That's a bit long, but I think it's interesting enough to warrant it. Jennifer Herdt, in her wonderful Religion and Faction in Hume's Moral Philosophy, notes that this appraisal of Thomas More is something of an anomaly for Hume's view on the psychology of religion. Generally speaking, Hume holds that (monotheistic, and particularly institutional monotheistic) religion induces an 'artificial life' -- an unnatural way of living -- that is characterized by gloom, hypocrisy, and irrationality. These make sympathetic understanding impossible; they interfere with an outsider's ability to put themselves in the religionist's shoes. The only understanding available is to identify causes external to the religious viewpoint (supposedly) affirmed: secret motives, passions, political factions. The religious viewpoint in itself is incomprehensible. None of these apply to More, however. As Herdt notes:
The virtues of constancy and integrity are hardly those which Hume should in theory discover in a theist, even the most sincere. So Hume in this instance seems to give the lie to his own assumptions about the nature of theistic belief and therefore to the limits of sympathetic understanding of a theist by a non-theist.[Jennifer Herdt, Religion and Faction in Hume's Moral Philosophy. Cambridged (1997) p. 214]
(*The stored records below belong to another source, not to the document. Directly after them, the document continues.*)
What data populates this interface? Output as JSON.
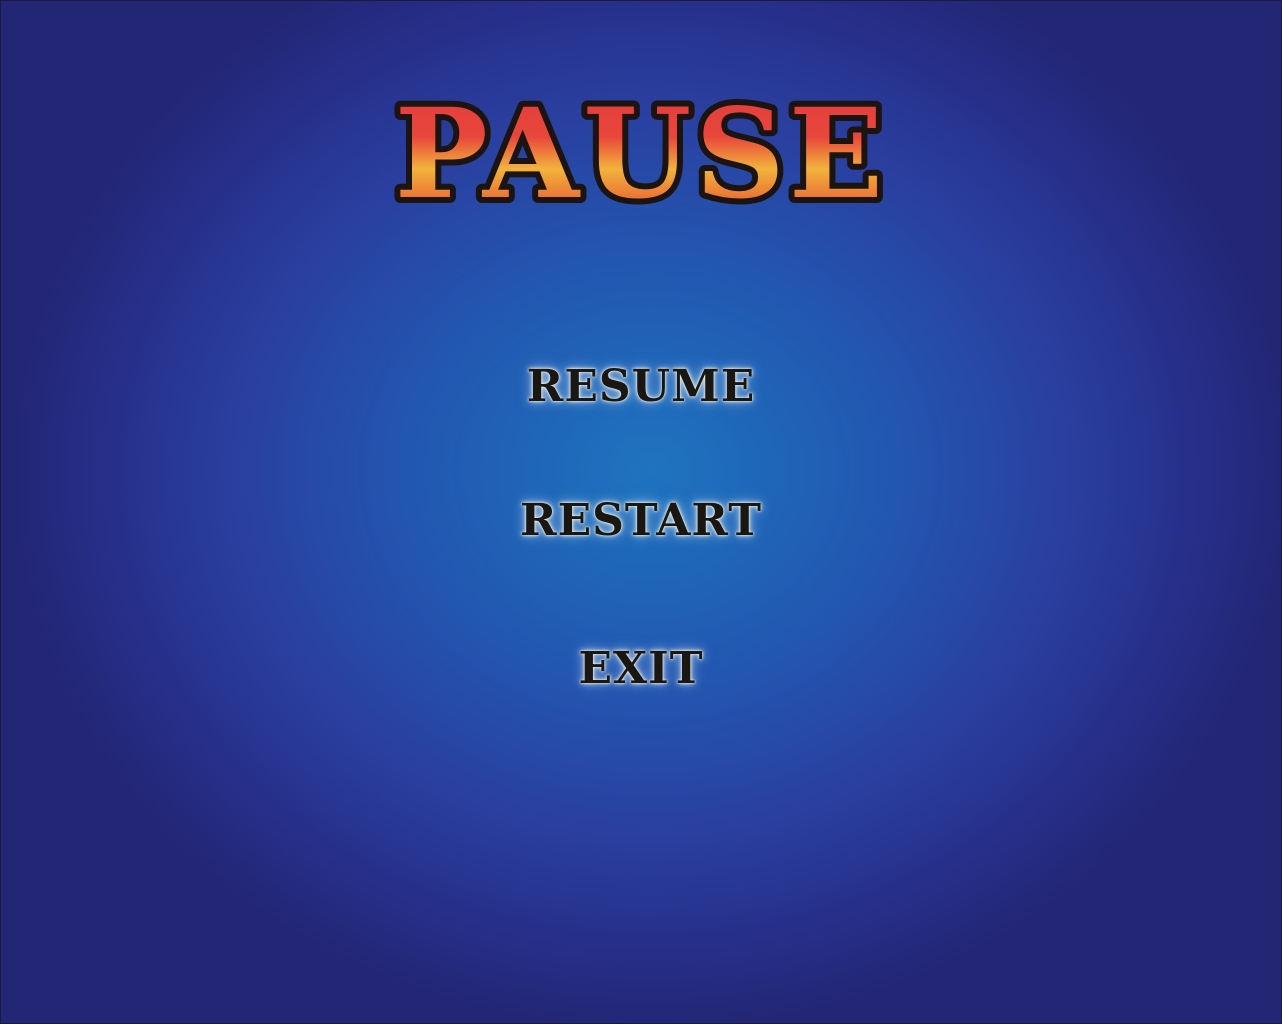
{
  "title": "PAUSE",
  "menu": {
    "resume_label": "RESUME",
    "restart_label": "RESTART",
    "exit_label": "EXIT"
  },
  "colors": {
    "title_fill_top": "#e83a3a",
    "title_fill_mid": "#f0b23a",
    "title_outline": "#1c1410",
    "menu_text": "#1a1612",
    "menu_glow": "#fffbe6",
    "background_center": "#1f74bf",
    "background_edge": "#232674"
  }
}
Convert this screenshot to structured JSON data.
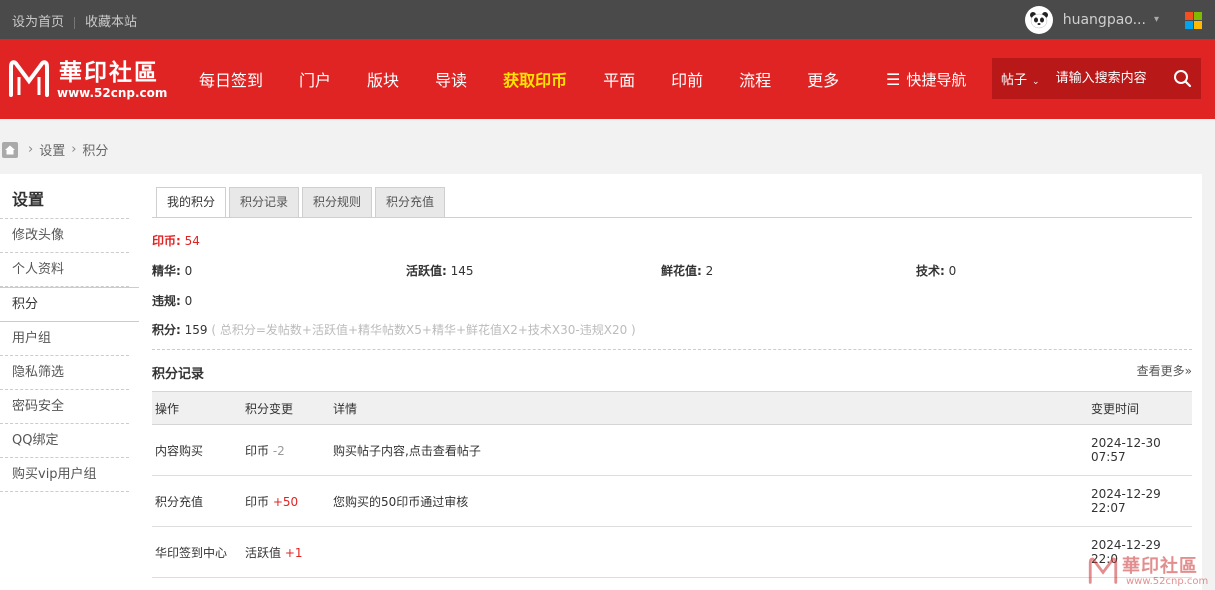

So Hume's account of religion has no place for people like More. Of course, as Herdt goes on to note, Hume's account of religion, insofar as it is directed at anybody, is directed at the very narrow Scottish Calvinism that Hume knew growing up; and seen in this light a lot can still be said for Hume's account. The anomaly of More isn't a counterexample for the account, strictly speaking; it just marks a way in which it is limited.